**About this exercise:**
Copy out each line of the data that includes the string "subtitle".

**Data about app and page elements:**

= = =

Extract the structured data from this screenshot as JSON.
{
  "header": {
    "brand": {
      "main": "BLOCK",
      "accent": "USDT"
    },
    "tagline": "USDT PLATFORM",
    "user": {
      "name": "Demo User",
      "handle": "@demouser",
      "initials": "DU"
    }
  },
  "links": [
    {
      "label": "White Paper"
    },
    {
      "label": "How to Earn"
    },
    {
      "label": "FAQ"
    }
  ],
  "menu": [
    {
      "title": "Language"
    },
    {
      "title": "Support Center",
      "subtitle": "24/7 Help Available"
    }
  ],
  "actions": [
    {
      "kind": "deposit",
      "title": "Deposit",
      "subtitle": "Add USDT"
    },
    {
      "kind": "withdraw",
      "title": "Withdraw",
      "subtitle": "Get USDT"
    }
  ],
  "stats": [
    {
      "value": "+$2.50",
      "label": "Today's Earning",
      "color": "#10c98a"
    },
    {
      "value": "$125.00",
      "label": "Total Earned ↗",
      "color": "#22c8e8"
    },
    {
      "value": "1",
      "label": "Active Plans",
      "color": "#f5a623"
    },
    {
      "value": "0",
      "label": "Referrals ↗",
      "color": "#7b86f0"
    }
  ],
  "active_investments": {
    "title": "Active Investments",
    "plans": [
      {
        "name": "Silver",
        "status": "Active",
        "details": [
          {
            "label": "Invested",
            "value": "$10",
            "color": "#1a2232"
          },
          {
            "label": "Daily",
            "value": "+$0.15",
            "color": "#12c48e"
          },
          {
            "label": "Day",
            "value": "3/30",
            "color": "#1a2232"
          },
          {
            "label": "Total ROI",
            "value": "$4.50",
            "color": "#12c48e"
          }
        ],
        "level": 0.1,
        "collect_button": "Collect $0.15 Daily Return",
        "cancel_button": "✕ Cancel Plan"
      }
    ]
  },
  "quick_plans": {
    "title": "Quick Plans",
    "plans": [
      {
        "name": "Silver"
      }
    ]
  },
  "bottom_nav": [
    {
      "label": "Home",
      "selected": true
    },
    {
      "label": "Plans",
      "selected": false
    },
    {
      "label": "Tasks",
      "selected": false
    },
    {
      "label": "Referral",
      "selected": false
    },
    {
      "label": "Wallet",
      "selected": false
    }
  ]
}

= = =

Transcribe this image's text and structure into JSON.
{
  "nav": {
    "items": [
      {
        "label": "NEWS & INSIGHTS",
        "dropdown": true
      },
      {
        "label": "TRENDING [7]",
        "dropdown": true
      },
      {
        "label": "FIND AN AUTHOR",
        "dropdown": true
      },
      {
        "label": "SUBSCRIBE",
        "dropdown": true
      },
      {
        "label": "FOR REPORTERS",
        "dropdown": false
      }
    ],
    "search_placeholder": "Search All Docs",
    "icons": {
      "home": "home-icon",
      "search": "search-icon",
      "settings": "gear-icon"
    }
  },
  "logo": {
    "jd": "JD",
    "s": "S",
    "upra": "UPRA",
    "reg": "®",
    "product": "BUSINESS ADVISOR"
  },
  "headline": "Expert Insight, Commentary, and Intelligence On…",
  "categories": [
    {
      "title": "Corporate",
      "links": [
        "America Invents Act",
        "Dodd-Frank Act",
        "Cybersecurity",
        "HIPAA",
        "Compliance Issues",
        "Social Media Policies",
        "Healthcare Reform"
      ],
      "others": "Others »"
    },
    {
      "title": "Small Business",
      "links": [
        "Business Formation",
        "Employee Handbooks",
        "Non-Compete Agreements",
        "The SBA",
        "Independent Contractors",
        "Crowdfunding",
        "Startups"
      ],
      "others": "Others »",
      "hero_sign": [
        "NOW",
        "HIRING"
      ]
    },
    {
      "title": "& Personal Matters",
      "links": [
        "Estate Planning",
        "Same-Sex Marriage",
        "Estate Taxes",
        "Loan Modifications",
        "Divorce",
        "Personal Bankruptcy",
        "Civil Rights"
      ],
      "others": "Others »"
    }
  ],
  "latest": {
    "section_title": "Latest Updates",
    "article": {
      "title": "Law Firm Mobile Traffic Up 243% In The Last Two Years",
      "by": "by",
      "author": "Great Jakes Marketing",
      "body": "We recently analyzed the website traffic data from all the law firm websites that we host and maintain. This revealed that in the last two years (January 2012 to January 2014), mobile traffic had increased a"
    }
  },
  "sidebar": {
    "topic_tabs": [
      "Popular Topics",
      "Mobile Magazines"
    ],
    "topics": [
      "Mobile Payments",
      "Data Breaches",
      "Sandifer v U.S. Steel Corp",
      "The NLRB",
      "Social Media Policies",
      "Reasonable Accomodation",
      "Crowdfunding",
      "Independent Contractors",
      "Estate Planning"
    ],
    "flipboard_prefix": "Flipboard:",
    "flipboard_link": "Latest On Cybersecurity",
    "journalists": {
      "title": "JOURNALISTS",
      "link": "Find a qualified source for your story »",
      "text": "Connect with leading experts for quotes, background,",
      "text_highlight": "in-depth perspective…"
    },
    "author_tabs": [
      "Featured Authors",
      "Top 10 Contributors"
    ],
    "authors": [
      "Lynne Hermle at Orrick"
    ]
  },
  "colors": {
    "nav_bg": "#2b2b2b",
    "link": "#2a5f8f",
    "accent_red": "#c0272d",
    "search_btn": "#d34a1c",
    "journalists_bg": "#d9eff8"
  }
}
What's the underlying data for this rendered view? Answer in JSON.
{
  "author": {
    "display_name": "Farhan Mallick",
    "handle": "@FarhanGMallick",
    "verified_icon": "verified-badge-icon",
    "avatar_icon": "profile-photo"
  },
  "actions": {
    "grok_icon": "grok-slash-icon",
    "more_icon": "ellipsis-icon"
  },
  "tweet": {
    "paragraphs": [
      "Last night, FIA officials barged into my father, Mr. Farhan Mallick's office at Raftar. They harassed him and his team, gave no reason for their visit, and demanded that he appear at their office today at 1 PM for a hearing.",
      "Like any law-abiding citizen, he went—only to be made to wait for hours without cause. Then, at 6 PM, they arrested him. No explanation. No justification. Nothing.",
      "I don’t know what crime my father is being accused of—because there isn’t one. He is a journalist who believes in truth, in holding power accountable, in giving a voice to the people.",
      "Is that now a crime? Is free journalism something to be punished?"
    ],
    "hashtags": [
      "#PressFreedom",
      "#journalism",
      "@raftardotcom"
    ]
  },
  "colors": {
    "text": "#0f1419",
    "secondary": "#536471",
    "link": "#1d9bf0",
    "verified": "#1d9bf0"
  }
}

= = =

**Task response:**
      "subtitle": "24/7 Help Available"
      "subtitle": "Add USDT"
      "subtitle": "Get USDT"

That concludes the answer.